  • Educate teachers, administrators, and parents about the building blocks of language, the foundation for success in literacy and content in early childhood and beyond
  • Emphasize the instructional value of play/peer interactions and observation, and their impact on language and literacy success
  • Enhance educators,’ administrators,’ and policymakers’ understanding of the importance of including the voices of children and their families in instruction and assessment
  • Demonstrate and reiterate the value and need for early dual language instruction--specifically mother-tongue-based instruction (also termed “one-way bilingual education”)
  • Identify gaps in “word gap” studies and propose a shift in pedagogy and assessment beyond just labels or terminology to what she terms conceptology (i.e., concept knowledge, which is not always lexically realized in every language variety) and to advocate for culturally inclusive vocabulary instruction and other forms of professional development for P-12 teachers, caregivers, and administrators
  • Spark interest in heritage languages and home dialect revitalization for so-called “English language learners” and speakers of stigmatized “dialects” of English and other languages

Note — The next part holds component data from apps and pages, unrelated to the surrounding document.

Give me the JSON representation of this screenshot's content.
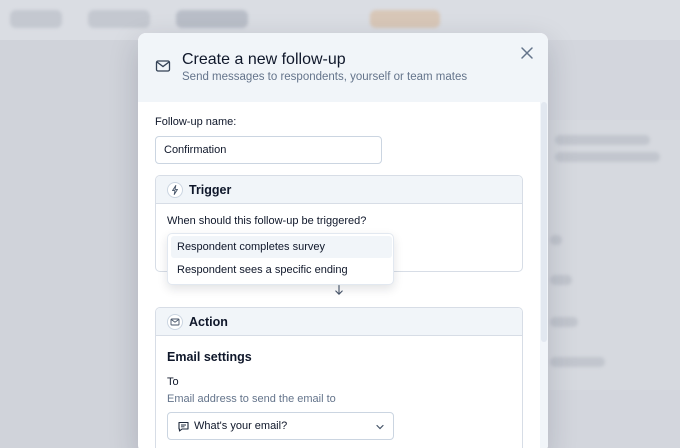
{
  "modal": {
    "title": "Create a new follow-up",
    "subtitle": "Send messages to respondents, yourself or team mates",
    "close_icon": "close-icon",
    "header_icon": "mail-icon"
  },
  "name_field": {
    "label": "Follow-up name:",
    "value": "Confirmation"
  },
  "trigger": {
    "title": "Trigger",
    "icon": "bolt-icon",
    "question": "When should this follow-up be triggered?",
    "options": [
      {
        "label": "Respondent completes survey",
        "highlighted": true
      },
      {
        "label": "Respondent sees a specific ending",
        "highlighted": false
      }
    ]
  },
  "action": {
    "title": "Action",
    "icon": "mail-icon",
    "email_settings_title": "Email settings",
    "to_label": "To",
    "to_help": "Email address to send the email to",
    "to_value": "What's your email?",
    "to_value_icon": "message-icon"
  },
  "colors": {
    "header_bg": "#f1f5f9",
    "border": "#d7dde6",
    "muted_text": "#64748b",
    "text": "#0f172a"
  }
}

  • Educate teachers, administrators, and parents about World Englishes, and variations in other languages, including Spanish, while showcasing the value of language differences, so that “dialects” are not viewed as inferior or substandard brands of a (“Standard”) language.
  • Enhance the cultural competency of U.S.-based P-12 teachers, staff, and administrators through culturally inclusive professional development and through meaningful and sustained collaboration with families and communities, so that our schools are welcoming to students and families from diverse backgrounds
  • Foster dialogue between teachers, parents, administrators, and support staff
  • Share the 10 Pillars of a Good Childhood
  • Mentor children, youth, students, and other leaders to collectively impact legislation around language and early education (e.g., Anita helped to ensure that Maryland passed the Seal of Biliteracy Act)
  • Serve her local community and engender social justice by giving a voice to those who have been silenced
  • Generate interest in the creation of a multistate organization in the northeastern region of the U.S. dedicated to advocating for bilingualized (English language) instruction in the early years.
Anne Bauer